The thing that I’m excited about is that I really see archaeology as leading the way in this area,” says Atalay. “In the last decade, this type of research has been growing and continues to grow.”

For example, some Indigenous communities are engaging in collaborative projects with both Native and non-Native archaeologists. The Saginaw Chippewa Indian Tribe recently found archaeologists at Central Michigan University to partner with to look into the history of the boarding school at Mount Pleasant, one of the many U.S. government–mandated institutions built in the 19th and 20th centuries to force Indigenous children to “assimilate.” Atalay is developing a portal to match communities with relevant scholars to facilitate these kinds of partnerships.

The search for mass graves in Tulsa is intended to build toward restorative justice and reconciliation, though it’s not clear yet whether the findings will affect political discussions on reparations for the descendants of massacre victims.

After the destruction, insurers refused to compensate many home and business owners; some rebuilding efforts were blocked. Of Greenwood’s 11,000 residents at the time, 9,000 were left homeless.

Calculating the loss to the families who saw their homes and livelihoods destroyed has proved just as challenging as confirming a death toll, says Alicia Odewale, a University of Tulsa archaeologist. Property loss may have amounted to between $50 and $100 million today, without taking into account the loss of heirlooms and family records, the loss of a sense of safety, the toll of displacement, or the stark inequality that exists in Tulsa today.

In December, when addressing a question on possible reparations, Mayor Bynum told the public oversight committee: “What this investigation yields in the end, I can’t say. The goal of this is to clarify the truth of what happened as best we can. If that leads to further action that needs to be taken on the city’s part, we’ll cross that bridge when we get there.”

Archaeological examinations of mass graves may help validate oral histories about the Tulsa race massacre and help identify victims.
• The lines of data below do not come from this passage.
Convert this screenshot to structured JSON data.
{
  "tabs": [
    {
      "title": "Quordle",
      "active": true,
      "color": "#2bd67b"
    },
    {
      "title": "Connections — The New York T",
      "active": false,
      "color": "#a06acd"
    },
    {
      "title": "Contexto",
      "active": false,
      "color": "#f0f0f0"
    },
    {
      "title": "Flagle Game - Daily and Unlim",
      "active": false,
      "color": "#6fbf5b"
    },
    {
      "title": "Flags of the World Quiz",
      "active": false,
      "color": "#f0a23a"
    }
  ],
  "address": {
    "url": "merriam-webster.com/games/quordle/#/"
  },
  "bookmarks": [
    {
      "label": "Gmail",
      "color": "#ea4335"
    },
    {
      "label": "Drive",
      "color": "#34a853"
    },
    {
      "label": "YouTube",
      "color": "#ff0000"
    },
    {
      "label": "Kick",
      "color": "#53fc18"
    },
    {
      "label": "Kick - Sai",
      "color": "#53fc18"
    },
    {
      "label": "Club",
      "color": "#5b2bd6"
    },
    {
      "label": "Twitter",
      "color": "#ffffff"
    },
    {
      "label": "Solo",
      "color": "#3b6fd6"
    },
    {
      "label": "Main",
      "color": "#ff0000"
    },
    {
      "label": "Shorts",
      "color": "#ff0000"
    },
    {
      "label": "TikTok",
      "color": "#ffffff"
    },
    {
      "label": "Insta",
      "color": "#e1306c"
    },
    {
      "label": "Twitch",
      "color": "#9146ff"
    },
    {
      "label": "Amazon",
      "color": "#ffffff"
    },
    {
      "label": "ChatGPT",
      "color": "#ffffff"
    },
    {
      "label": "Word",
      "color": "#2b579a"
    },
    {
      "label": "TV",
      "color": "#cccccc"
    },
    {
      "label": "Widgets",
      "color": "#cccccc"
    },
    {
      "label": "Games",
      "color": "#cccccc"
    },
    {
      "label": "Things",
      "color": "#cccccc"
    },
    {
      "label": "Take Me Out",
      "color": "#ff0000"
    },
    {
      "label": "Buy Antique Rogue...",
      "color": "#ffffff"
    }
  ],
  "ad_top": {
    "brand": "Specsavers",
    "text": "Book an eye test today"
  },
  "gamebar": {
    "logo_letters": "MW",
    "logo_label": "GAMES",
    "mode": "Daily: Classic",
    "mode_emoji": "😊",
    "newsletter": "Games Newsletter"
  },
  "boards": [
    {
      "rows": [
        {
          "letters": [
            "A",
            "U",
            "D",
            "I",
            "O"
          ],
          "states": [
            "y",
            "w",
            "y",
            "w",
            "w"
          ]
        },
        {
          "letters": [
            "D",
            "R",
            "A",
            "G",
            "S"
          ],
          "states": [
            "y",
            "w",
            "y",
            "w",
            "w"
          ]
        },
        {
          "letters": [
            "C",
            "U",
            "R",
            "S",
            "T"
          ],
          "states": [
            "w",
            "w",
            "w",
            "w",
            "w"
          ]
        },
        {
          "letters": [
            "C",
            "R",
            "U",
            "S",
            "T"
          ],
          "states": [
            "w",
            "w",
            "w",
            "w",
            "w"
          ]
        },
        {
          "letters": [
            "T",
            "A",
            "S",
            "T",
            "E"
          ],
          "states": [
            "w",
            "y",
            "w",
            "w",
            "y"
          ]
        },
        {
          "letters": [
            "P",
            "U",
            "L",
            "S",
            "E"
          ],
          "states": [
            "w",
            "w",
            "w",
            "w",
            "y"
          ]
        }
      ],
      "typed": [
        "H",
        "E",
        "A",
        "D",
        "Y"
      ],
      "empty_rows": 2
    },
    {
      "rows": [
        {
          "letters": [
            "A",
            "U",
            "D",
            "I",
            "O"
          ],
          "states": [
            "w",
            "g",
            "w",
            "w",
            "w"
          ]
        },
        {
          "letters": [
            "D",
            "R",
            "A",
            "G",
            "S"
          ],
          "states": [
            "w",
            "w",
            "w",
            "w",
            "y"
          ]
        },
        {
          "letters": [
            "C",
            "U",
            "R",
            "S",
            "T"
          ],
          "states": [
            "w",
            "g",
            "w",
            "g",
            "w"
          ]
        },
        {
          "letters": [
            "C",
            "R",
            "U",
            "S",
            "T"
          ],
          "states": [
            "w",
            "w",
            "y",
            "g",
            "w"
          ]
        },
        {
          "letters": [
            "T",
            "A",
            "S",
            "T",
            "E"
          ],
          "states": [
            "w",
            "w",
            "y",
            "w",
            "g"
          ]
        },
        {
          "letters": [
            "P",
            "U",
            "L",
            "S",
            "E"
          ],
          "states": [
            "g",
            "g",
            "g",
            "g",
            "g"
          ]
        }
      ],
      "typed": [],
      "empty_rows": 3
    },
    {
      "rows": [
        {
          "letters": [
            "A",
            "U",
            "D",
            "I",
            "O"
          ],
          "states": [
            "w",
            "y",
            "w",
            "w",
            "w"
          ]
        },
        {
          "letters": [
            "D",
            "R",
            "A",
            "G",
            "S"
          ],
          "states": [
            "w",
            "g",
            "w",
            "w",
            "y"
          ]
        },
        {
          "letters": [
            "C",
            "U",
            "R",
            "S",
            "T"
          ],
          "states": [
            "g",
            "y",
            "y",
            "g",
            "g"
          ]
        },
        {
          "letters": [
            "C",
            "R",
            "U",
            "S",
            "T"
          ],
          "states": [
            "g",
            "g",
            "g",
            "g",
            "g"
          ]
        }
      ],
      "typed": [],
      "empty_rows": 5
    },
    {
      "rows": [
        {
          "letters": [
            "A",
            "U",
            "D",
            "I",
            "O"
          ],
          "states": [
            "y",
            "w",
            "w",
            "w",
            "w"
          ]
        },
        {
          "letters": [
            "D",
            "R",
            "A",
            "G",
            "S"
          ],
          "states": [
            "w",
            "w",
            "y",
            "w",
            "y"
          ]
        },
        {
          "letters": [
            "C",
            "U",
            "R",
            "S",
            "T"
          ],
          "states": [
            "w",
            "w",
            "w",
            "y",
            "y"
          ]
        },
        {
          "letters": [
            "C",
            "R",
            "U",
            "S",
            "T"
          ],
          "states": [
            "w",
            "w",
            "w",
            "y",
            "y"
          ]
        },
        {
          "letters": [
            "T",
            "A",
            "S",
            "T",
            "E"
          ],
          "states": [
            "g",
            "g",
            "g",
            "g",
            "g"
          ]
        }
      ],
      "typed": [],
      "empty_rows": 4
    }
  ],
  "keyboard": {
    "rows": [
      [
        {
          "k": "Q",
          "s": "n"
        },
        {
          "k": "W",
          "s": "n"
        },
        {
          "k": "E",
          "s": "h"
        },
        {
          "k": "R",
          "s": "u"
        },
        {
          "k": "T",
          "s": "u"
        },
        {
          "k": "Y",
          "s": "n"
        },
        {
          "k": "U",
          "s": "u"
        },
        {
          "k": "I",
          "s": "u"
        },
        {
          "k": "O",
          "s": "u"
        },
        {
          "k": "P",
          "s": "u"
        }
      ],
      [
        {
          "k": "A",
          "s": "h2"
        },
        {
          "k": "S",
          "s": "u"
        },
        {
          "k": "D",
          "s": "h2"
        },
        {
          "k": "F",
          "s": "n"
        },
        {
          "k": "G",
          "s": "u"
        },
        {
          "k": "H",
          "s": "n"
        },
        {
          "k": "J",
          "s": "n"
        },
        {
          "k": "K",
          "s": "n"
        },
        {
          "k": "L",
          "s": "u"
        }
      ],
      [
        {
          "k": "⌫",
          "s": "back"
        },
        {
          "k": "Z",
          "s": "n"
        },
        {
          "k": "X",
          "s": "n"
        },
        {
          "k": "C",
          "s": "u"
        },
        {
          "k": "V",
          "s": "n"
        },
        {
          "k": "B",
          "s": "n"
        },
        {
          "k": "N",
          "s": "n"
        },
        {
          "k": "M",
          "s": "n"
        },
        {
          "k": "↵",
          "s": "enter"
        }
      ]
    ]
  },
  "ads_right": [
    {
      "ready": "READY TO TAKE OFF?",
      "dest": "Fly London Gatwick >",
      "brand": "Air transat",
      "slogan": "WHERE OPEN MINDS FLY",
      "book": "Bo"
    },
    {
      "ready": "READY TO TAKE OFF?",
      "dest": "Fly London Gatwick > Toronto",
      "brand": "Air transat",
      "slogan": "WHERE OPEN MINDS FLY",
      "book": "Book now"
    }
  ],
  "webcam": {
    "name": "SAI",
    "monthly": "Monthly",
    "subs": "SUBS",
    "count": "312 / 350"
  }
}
But it won’t change the fundamental truth about the tragedy.

The Mabel B. Little Heritage House, named for a Tulsa business owner who survived the massacre, is located outside the Greenwood Cultural Center.
The Mabel B. Little Heritage House, named for a Tulsa business owner who survived the massacre, is located outside the Greenwood Cultural Center. Marc Carlson / CC BY 2.0

Whether the official death toll is accurate or whether it’s 150 or 300, this was a horrific incident of domestic terrorism and systemic racism,” says Hannibal Johnson, author of Black Wall Street: From Riot to Renaissance in Tulsa’s Historic Greenwood District.

Johnson is on the historical context and narrative committee for the graves search. He’s also part of the Tulsa Race Massacre Centennial Commission, a grassroots collective that is building a history center and revising school curricula related to the massacre. The commission is funding its own archaeological effort to look for the remnants of structures, foundations, and artifacts in historic Greenwood, and to map how the neighborhood changed over time. The group intends to conduct noninvasive geophysical surveys to identify sites of interest, then plan an excavation for 2021.

We don’t want the narrative of the Greenwood community to be based solely on sites of death but [to also] incorporate sites of life, wealth, struggle, and family connections as well,” says Odewale, who is helping to lead the collective’s project. Odewale, who grew up in Tulsa, is currently the only black archaeologist living and working in the city with expertise in African diaspora archaeology.

Digging into a certain area can reveal periods of change—loss and prosperity, destruction and growth—and these don’t have to be two separate stories of the Greenwood community, but allow us to see a clear connection between what happened in the past and what Greenwood looks like today,” Odewale says. “The great thing about archaeology is that it’s designed to have multiple truths be able to coexist in the same space.”